» **WHAT THE TASK ASKS**:
Filter the entries that follow, copying every line in which the word "Media" appears.

================

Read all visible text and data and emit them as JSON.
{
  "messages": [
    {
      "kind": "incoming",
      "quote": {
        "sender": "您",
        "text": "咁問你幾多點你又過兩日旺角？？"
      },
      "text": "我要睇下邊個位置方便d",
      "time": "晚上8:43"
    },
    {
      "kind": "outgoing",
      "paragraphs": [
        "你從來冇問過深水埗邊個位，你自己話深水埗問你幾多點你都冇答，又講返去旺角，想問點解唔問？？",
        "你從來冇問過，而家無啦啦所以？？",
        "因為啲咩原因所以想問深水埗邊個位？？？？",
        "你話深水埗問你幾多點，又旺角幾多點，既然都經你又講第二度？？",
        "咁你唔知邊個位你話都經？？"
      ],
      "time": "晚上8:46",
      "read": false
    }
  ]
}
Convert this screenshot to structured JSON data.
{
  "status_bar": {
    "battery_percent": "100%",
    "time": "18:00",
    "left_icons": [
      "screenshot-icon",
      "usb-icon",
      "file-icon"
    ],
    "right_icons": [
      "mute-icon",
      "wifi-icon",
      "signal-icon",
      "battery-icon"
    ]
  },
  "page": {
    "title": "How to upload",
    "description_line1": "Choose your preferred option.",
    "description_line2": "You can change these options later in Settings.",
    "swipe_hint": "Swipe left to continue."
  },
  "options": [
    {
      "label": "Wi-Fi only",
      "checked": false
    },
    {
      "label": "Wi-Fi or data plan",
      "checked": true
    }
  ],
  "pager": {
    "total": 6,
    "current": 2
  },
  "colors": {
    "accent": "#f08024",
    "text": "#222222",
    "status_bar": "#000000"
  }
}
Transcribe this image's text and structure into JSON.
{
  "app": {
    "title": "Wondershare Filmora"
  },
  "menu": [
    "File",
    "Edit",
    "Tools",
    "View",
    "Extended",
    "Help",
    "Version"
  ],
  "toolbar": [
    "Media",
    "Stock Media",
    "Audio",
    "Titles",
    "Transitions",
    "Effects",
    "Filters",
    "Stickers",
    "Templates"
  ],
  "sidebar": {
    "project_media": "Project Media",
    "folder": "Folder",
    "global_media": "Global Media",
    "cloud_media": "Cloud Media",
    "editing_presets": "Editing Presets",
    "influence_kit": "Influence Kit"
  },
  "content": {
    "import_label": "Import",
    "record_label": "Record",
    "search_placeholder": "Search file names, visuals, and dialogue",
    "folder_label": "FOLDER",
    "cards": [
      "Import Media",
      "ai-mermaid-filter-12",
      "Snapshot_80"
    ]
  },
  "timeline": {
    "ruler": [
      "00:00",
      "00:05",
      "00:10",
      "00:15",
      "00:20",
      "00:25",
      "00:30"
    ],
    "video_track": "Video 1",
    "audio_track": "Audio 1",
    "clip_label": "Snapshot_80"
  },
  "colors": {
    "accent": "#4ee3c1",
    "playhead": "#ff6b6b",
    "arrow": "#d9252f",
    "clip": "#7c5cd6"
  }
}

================

» **PROBLEM SOLUTION**:
    "Media",
    "Stock Media",
    "project_media": "Project Media",
    "global_media": "Global Media",
    "cloud_media": "Cloud Media",
      "Import Media",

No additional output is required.